INDIANAPOLIS – A House election committee on Monday voted 9-4 to pass a bill that would make it harder for Libertarians to get on the ballot for governor and the U.S. Senate.
A Senate committee also heard testimony on two other election bills that would limit school operations when used as a polling location and change the deadline a mail-in ballot must be received to be counted.
Rep. Ethan Manning, R-Denver, offered House Bill 1134, which was amended significantly. What remained would require Libertarians to collect signatures of registered voters to run for governor or U.S. Senate.
Under current law, Libertarians nominate those offices in a primary convention and are not required to gather signatures required of Republicans and Democrats as part of the primary ballot process.
Manning's bill would still allow Libertarians to nominate governor and U.S. Senate candidates via convention but would then also require the nominee to meet the signature requirement, which is 500 registered voters for each of the state's nine congressional districts.
He said the proposed legislation is merely meant to align the processes.
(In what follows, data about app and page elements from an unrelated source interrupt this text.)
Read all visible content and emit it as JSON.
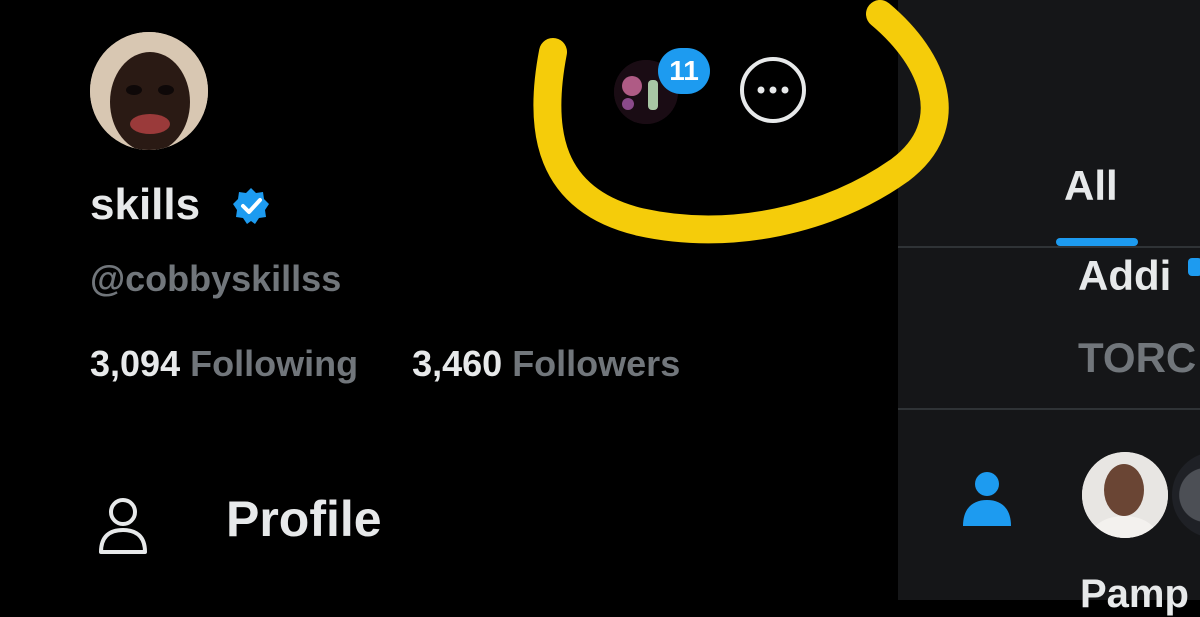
{
  "profile": {
    "display_name": "skills",
    "handle": "@cobbyskillss",
    "verified": true,
    "following_count": "3,094",
    "following_label": "Following",
    "followers_count": "3,460",
    "followers_label": "Followers"
  },
  "account_switcher": {
    "badge_count": "11"
  },
  "nav": {
    "profile_label": "Profile",
    "profile_icon": "person-outline-icon"
  },
  "notifications_pane": {
    "active_tab": "All",
    "item1_name": "Addi",
    "item1_subtext": "TORC",
    "item2_name": "Pamp",
    "item2_icon": "person-icon"
  },
  "colors": {
    "background": "#000000",
    "pane_background": "#151618",
    "primary_text": "#e7e9ea",
    "secondary_text": "#71767b",
    "accent_blue": "#1d9bf0",
    "annotation_yellow": "#f5cc0a"
  }
}
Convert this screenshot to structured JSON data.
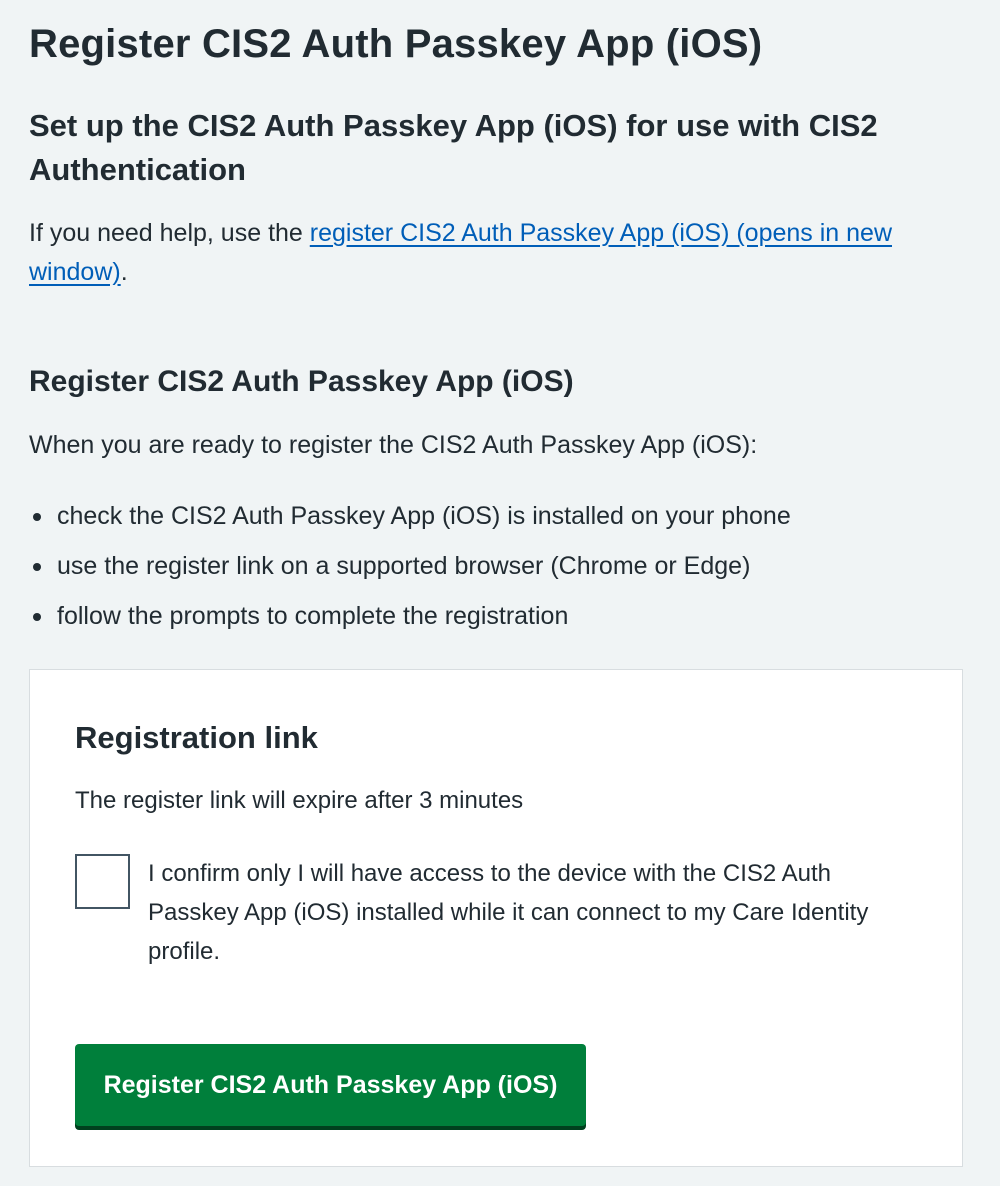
{
  "page": {
    "title": "Register CIS2 Auth Passkey App (iOS)",
    "subtitle": "Set up the CIS2 Auth Passkey App (iOS) for use with CIS2 Authentication",
    "help": {
      "prefix": "If you need help, use the ",
      "link_text": "register CIS2 Auth Passkey App (iOS) (opens in new window)",
      "suffix": "."
    }
  },
  "section": {
    "title": "Register CIS2 Auth Passkey App (iOS)",
    "intro": "When you are ready to register the CIS2 Auth Passkey App (iOS):",
    "steps": [
      "check the CIS2 Auth Passkey App (iOS) is installed on your phone",
      "use the register link on a supported browser (Chrome or Edge)",
      "follow the prompts to complete the registration"
    ]
  },
  "card": {
    "title": "Registration link",
    "expire_text": "The register link will expire after 3 minutes",
    "confirm_label": "I confirm only I will have access to the device with the CIS2 Auth Passkey App (iOS) installed while it can connect to my Care Identity profile.",
    "confirm_checked": false,
    "button_label": "Register CIS2 Auth Passkey App (iOS)"
  },
  "colors": {
    "background": "#f0f4f5",
    "text": "#212b32",
    "link": "#005eb8",
    "button": "#007f3b",
    "button_shadow": "#00401e",
    "card_border": "#d8dde0"
  }
}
Rep. Matt Pierce, D-Bloomington, said a cynical person would see it as a bill to punish Libertarians because they did well in the last gubernatorial election, and some believe they siphon votes from Republicans.
“Don't be so cynical,” Manning responded.
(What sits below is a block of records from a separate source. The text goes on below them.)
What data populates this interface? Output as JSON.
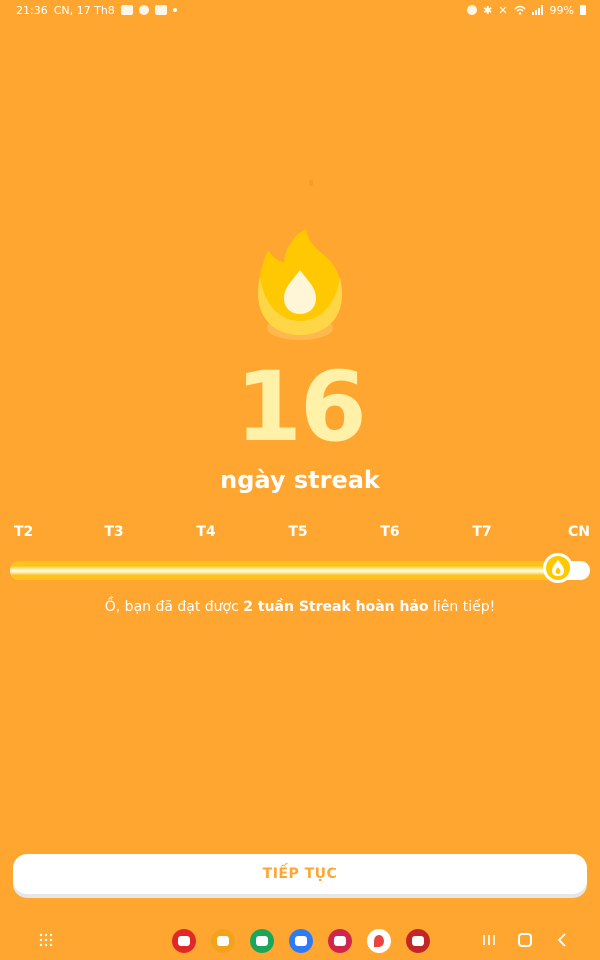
{
  "status_bar": {
    "time": "21:36",
    "date": "CN, 17 Th8",
    "battery": "99%"
  },
  "streak": {
    "count": "16",
    "label": "ngày streak"
  },
  "week": {
    "days": [
      "T2",
      "T3",
      "T4",
      "T5",
      "T6",
      "T7",
      "CN"
    ],
    "progress_fraction": 0.95
  },
  "message": {
    "prefix": "Ồ, bạn đã đạt được ",
    "highlight": "2 tuần Streak hoàn hảo",
    "suffix": " liên tiếp!"
  },
  "continue_button": {
    "label": "TIẾP TỤC"
  },
  "colors": {
    "background": "#FFA630",
    "flame": "#FFC800",
    "number": "#FFF1A8"
  },
  "dock": {
    "apps": [
      {
        "icon": "flipboard-icon",
        "color": "#E12828"
      },
      {
        "icon": "folder-icon",
        "color": "#F2A21B"
      },
      {
        "icon": "phone-icon",
        "color": "#1CA65B"
      },
      {
        "icon": "messages-icon",
        "color": "#2F7BF5"
      },
      {
        "icon": "camera-icon",
        "color": "#D0264A"
      },
      {
        "icon": "maps-icon",
        "color": "#FFFFFF"
      },
      {
        "icon": "app-icon",
        "color": "#C32626"
      }
    ]
  }
}
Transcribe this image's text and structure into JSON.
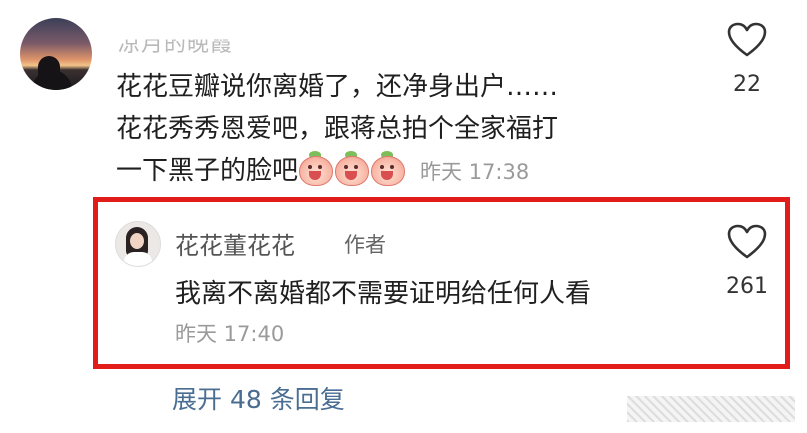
{
  "comment": {
    "username": "凉月的晚霞",
    "text_lines": [
      "花花豆瓣说你离婚了，还净身出户……",
      "花花秀秀恩爱吧，跟蒋总拍个全家福打",
      "一下黑子的脸吧"
    ],
    "emoji_count": 3,
    "time": "昨天 17:38",
    "like_count": "22",
    "like_icon": "heart-outline-icon"
  },
  "reply": {
    "username": "花花董花花",
    "author_tag": "作者",
    "text": "我离不离婚都不需要证明给任何人看",
    "time": "昨天 17:40",
    "like_count": "261",
    "like_icon": "heart-outline-icon",
    "highlight_color": "#e21b1b"
  },
  "expand_replies": "展开 48 条回复",
  "colors": {
    "link": "#4a6d92",
    "timestamp": "#9a9a9a"
  }
}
Libertarians still wouldn't be considered a major party under the bill, he said.
Rep. Cherrish Pryor, D-Indianapolis, said the bill adds more requirements on Libertarians without giving them any new powers or advantages.
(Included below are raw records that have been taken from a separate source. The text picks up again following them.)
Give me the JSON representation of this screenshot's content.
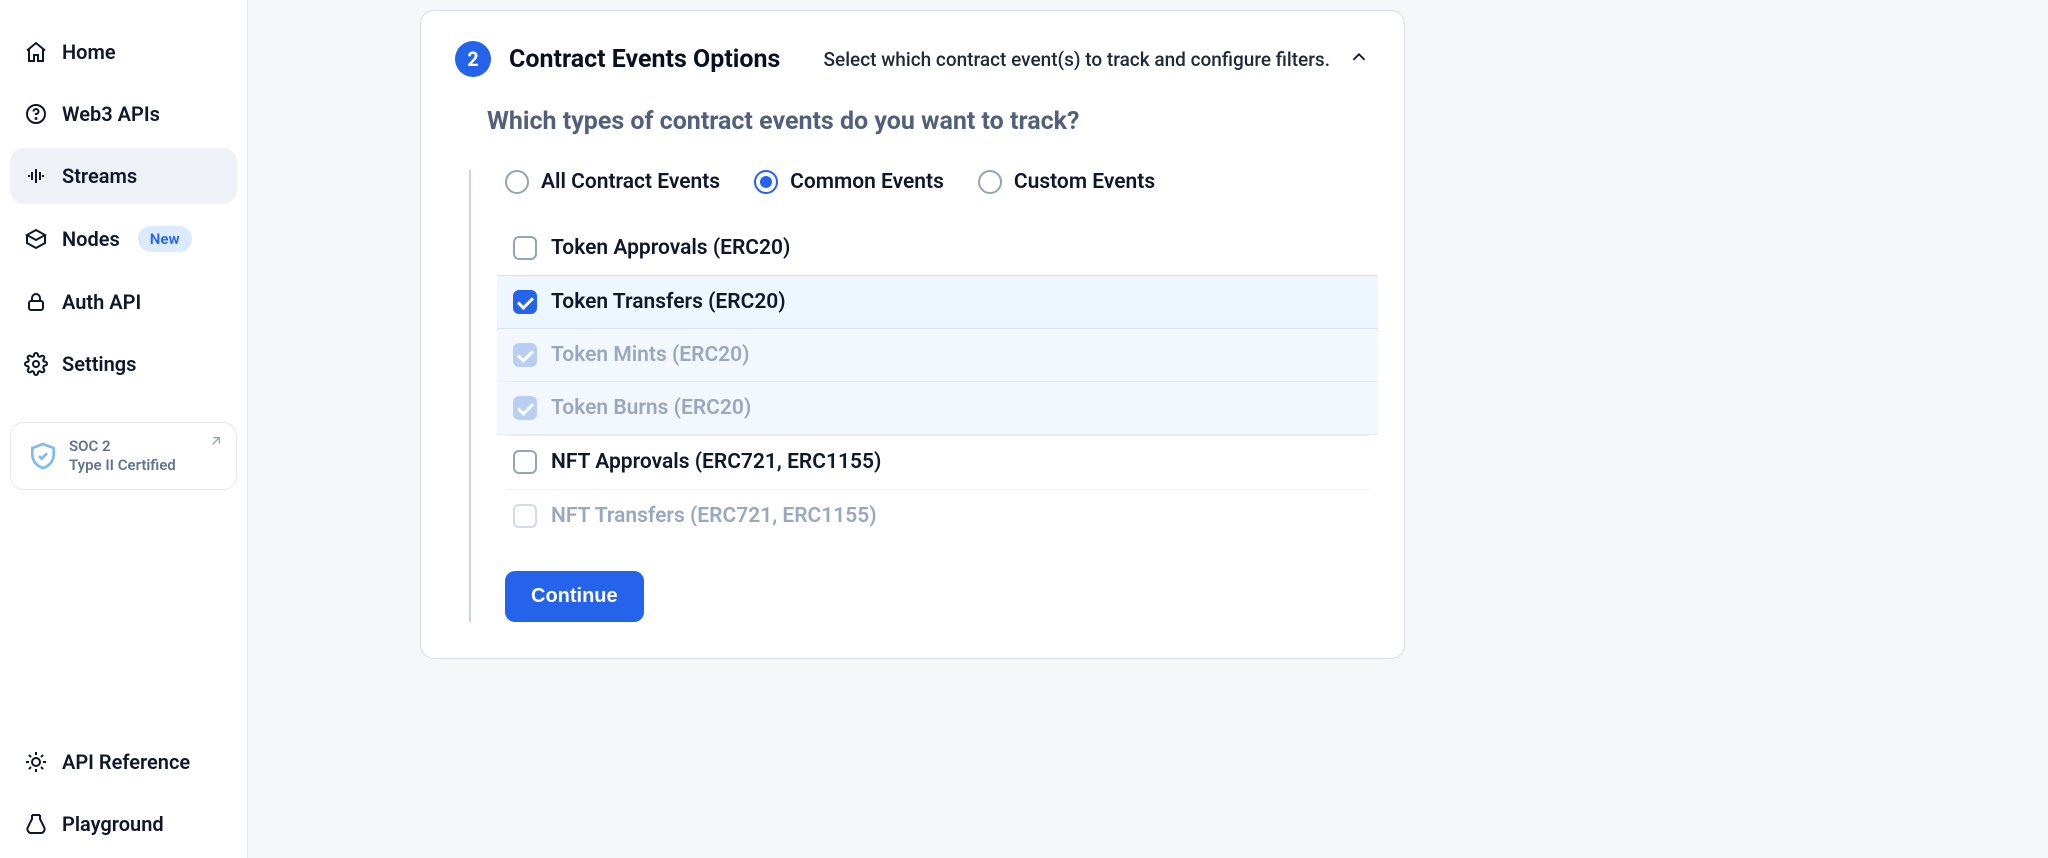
{
  "sidebar": {
    "items": [
      {
        "label": "Home"
      },
      {
        "label": "Web3 APIs"
      },
      {
        "label": "Streams"
      },
      {
        "label": "Nodes",
        "badge": "New"
      },
      {
        "label": "Auth API"
      },
      {
        "label": "Settings"
      }
    ],
    "soc": {
      "line1": "SOC 2",
      "line2": "Type II Certified"
    },
    "bottom": [
      {
        "label": "API Reference"
      },
      {
        "label": "Playground"
      }
    ]
  },
  "card": {
    "step": "2",
    "title": "Contract Events Options",
    "subtitle": "Select which contract event(s) to track and configure filters.",
    "question": "Which types of contract events do you want to track?",
    "radios": [
      {
        "label": "All Contract Events",
        "selected": false
      },
      {
        "label": "Common Events",
        "selected": true
      },
      {
        "label": "Custom Events",
        "selected": false
      }
    ],
    "checks": [
      {
        "label": "Token Approvals (ERC20)",
        "state": "unchecked"
      },
      {
        "label": "Token Transfers (ERC20)",
        "state": "checked"
      },
      {
        "label": "Token Mints (ERC20)",
        "state": "dim"
      },
      {
        "label": "Token Burns (ERC20)",
        "state": "dim"
      },
      {
        "label": "NFT Approvals (ERC721, ERC1155)",
        "state": "unchecked"
      },
      {
        "label": "NFT Transfers (ERC721, ERC1155)",
        "state": "disabled"
      }
    ],
    "continue": "Continue"
  }
}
No one from the Indiana Libertarian Party testified on the bill, which now moves to the full House.
Over in the Senate, the election panel heard several bills that could be voted on next week.
Senate Bill 260 has one section that would prohibit schools from having on-site instruction if the school is being used as a polling location.
Sen. Greg Walker, R-Columbus, said there are security concerns to having thousands of members of the public in schools on an Election Day. This is a middle ground instead of not allowing schools to be used. The buildings are needed because they are handicapped accessible and have good internet connectivity.
He said schools could have a teacher development day or an e-learning day – just not on-site instruction.
Terry Spradlin – executive director of the Indiana School Boards Association – opposed the section of the bill, saying some schools may choose to close but others can safely separate the polling location from students using locked doors.
“This is an overreach removing local control and flexibility,” he said.
Senate Bill 398 would extend the deadline by which mail-in absentee ballots must be received by election officials from noon to 6 p.m. on Election Day. But it applies to only about 70 counties that have electronic poll books. The other counties would retain the noon deadline.
Julia Vaughn of Common Cause Indiana said having two different deadlines for counties creates confusion for voters and should be the same – 6 p.m. at the earliest.